And while I love the natural wood color, it just wasn’t quite my style. I wanted darker and richer, so I sealed it with Thompson’s Penetrating Timber Oil in semi-transparent Mahogany. I brushed on two rows at a time, brushing the entire width of the porch, and then went back and wiped off any excess sealer. Then I moved on to the next two rows. You can see the color difference here…
And here’s the whole thing with one coat of sealer…
I’m undecided on whether or not I’ll do another coat. I keep reading different things about that. On the can, it says one coat is recommended. But in the Q & A section on the Home Depot website, more than one person said that they called the company and were told that if you do two coats (about two days apart), it will last about three years. So I might call the company myself and see what they say about that.
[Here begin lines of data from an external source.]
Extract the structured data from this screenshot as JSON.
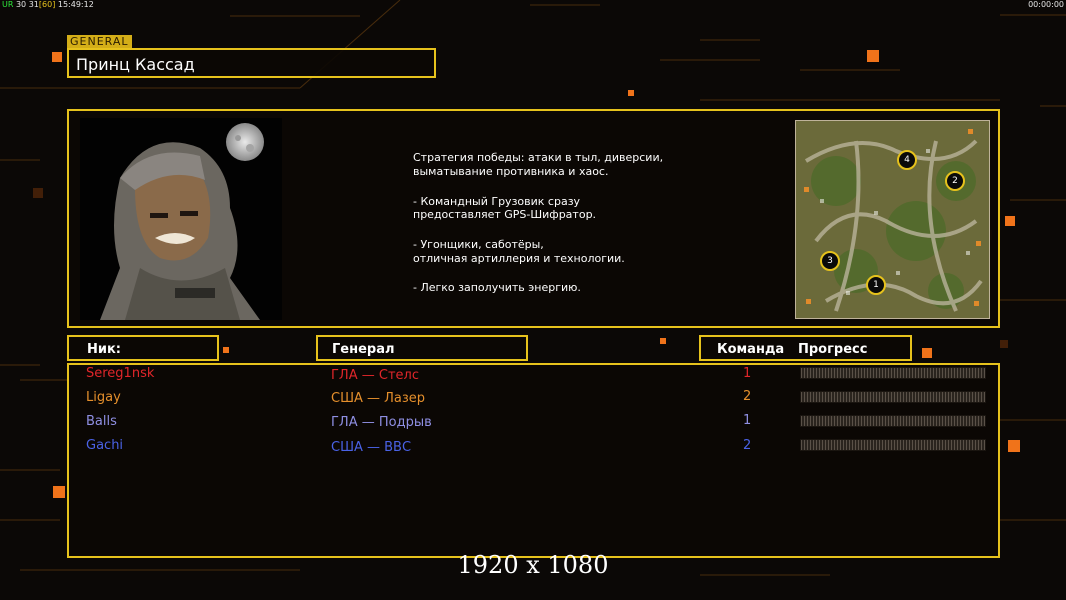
{
  "debug": {
    "left": {
      "tag": "UR",
      "a": "30",
      "b": "31",
      "bracket": "[60]",
      "time": "15:49:12"
    },
    "right": "00:00:00"
  },
  "general": {
    "tag": "GENERAL",
    "name": "Принц Кассад"
  },
  "briefing": {
    "lines": [
      "Стратегия победы: атаки в тыл, диверсии,",
      "выматывание противника и хаос.",
      "- Командный Грузовик сразу",
      "предоставляет GPS-Шифратор.",
      "- Угонщики, саботёры,",
      "отличная артиллерия и технологии.",
      "- Легко заполучить энергию."
    ]
  },
  "minimap": {
    "markers": [
      "4",
      "2",
      "3",
      "1"
    ]
  },
  "headers": {
    "nick": "Ник:",
    "general": "Генерал",
    "team": "Команда",
    "progress": "Прогресс"
  },
  "players": [
    {
      "nick": "Sereg1nsk",
      "general": "ГЛА — Стелс",
      "team": "1",
      "color": "#e0262a",
      "progress": 0
    },
    {
      "nick": "Ligay",
      "general": "США — Лазер",
      "team": "2",
      "color": "#e58f2c",
      "progress": 0
    },
    {
      "nick": "Balls",
      "general": "ГЛА — Подрыв",
      "team": "1",
      "color": "#8f8fe3",
      "progress": 0
    },
    {
      "nick": "Gachi",
      "general": "США — ВВС",
      "team": "2",
      "color": "#4a62e6",
      "progress": 0
    }
  ],
  "resolution": "1920 x 1080"
}
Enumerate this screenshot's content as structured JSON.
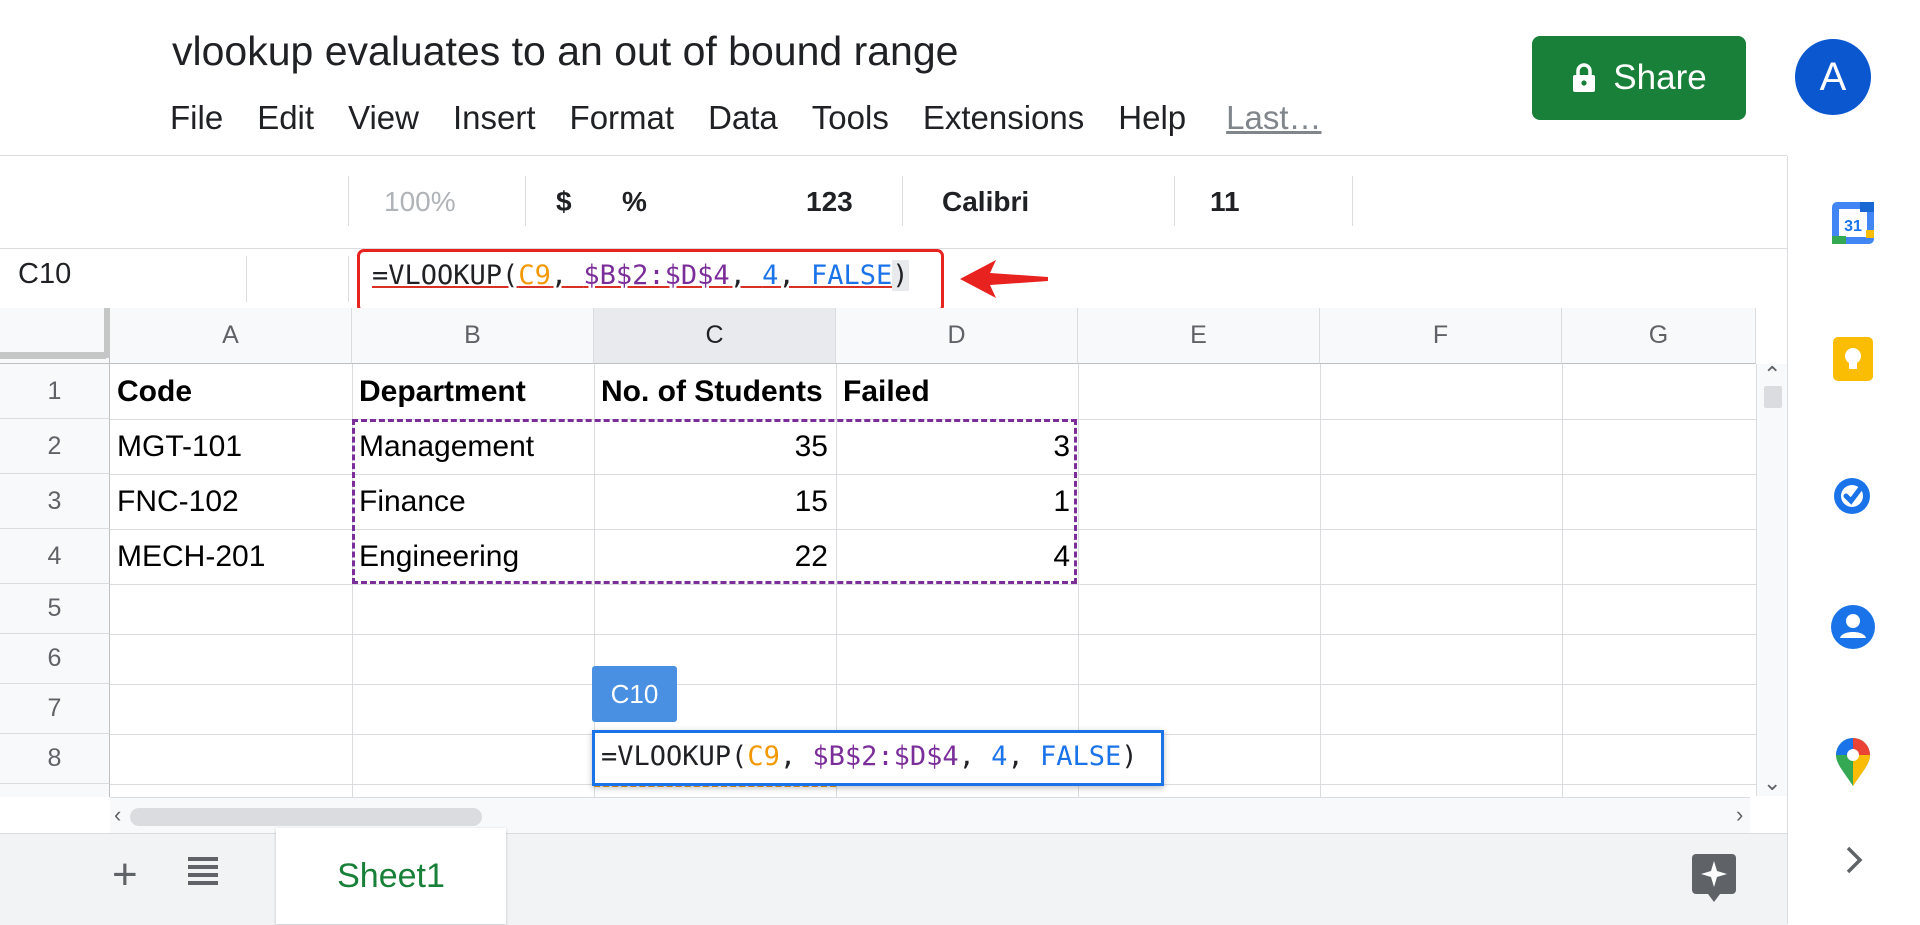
{
  "document": {
    "title": "vlookup evaluates to an out of bound range"
  },
  "menu": {
    "items": [
      "File",
      "Edit",
      "View",
      "Insert",
      "Format",
      "Data",
      "Tools",
      "Extensions",
      "Help"
    ],
    "last_edit": "Last…"
  },
  "share": {
    "label": "Share",
    "color": "#188038"
  },
  "user": {
    "avatar_initial": "A"
  },
  "toolbar": {
    "zoom": "100%",
    "currency": "$",
    "percent": "%",
    "number_format": "123",
    "font": "Calibri",
    "font_size": "11"
  },
  "formula_bar": {
    "name_box": "C10",
    "formula_parts": {
      "eq": "=VLOOKUP(",
      "ref1": "C9",
      "sep1": ", ",
      "ref2": "$B$2:$D$4",
      "sep2": ", ",
      "num": "4",
      "sep3": ", ",
      "bool": "FALSE",
      "close": ")"
    }
  },
  "grid": {
    "columns": [
      "A",
      "B",
      "C",
      "D",
      "E",
      "F",
      "G"
    ],
    "rows": [
      "1",
      "2",
      "3",
      "4",
      "5",
      "6",
      "7",
      "8"
    ],
    "cells": {
      "A1": "Code",
      "B1": "Department",
      "C1": "No. of Students",
      "D1": "Failed",
      "A2": "MGT-101",
      "B2": "Management",
      "C2": "35",
      "D2": "3",
      "A3": "FNC-102",
      "B3": "Finance",
      "C3": "15",
      "D3": "1",
      "A4": "MECH-201",
      "B4": "Engineering",
      "C4": "22",
      "D4": "4"
    },
    "active_cell_tag": "C10",
    "editor_formula_parts": {
      "eq": "=VLOOKUP(",
      "ref1": "C9",
      "sep1": ", ",
      "ref2": "$B$2:$D$4",
      "sep2": ", ",
      "num": "4",
      "sep3": ", ",
      "bool": "FALSE",
      "close": ")"
    }
  },
  "sheets": {
    "tabs": [
      {
        "label": "Sheet1"
      }
    ]
  },
  "side_panel": {
    "icons": [
      "calendar-icon",
      "keep-icon",
      "tasks-icon",
      "contacts-icon",
      "maps-icon",
      "expand-icon"
    ],
    "calendar_day": "31"
  },
  "icons": {
    "share": "lock-icon",
    "add_sheet": "plus-icon",
    "all_sheets": "list-icon",
    "explore": "explore-icon",
    "annotation": "red-arrow-icon"
  },
  "colors": {
    "ref1": "#f29900",
    "ref2": "#7b2d99",
    "num": "#1a73e8",
    "annotation": "#e8221e"
  }
}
Since I used cedar, and cedar is soooo dry, I really would like to do a second coat unless they tell me not to.
And finally, I sanded, wood filled, and painted the fascia board, and then I added some trim to cover the cut edges of the floor boards that I had to rip to fit right up against the house (i.e., under the windows, to the right and left of the door, etc.).
One thing I forgot to mention, and didn’t get a picture of, is that when I installed the porch boards, I didn’t cut the boards on this end before installing them. So when I installed them, they were all varying lengths. After they were all installed, and before I did the sanding, I measured and marked a straight line and then cut all of the boards at once with my circular saw. That gave me a perfectly straight edge on this end of the porch.
I’m so proud of how this turned out. It adds so much warmth and character to the front of the house.
And I think it’ll look so nice once I get the columns wrapped, trimmed, and painted the white trim color. And of course, I still need to paint that trim that was installed last week as well.
So this porch is coming right along! But there’s still quite a bit left to do before I can call it finished.
Those concrete steps will soon be replaced with new, wider wood steps to match the porch. As I mentioned, I need to wrap, trim, and paint the columns. And then I still need to install the tongue-and-groove boards on the porch ceiling. But now that the floor is finished, I’m feeling very motivated to continue and get the rest of it done!
The front porch columns are now finished as well! Click here to see how I wrapped the skinny, bare front porch posts and turned them into beautiful columns.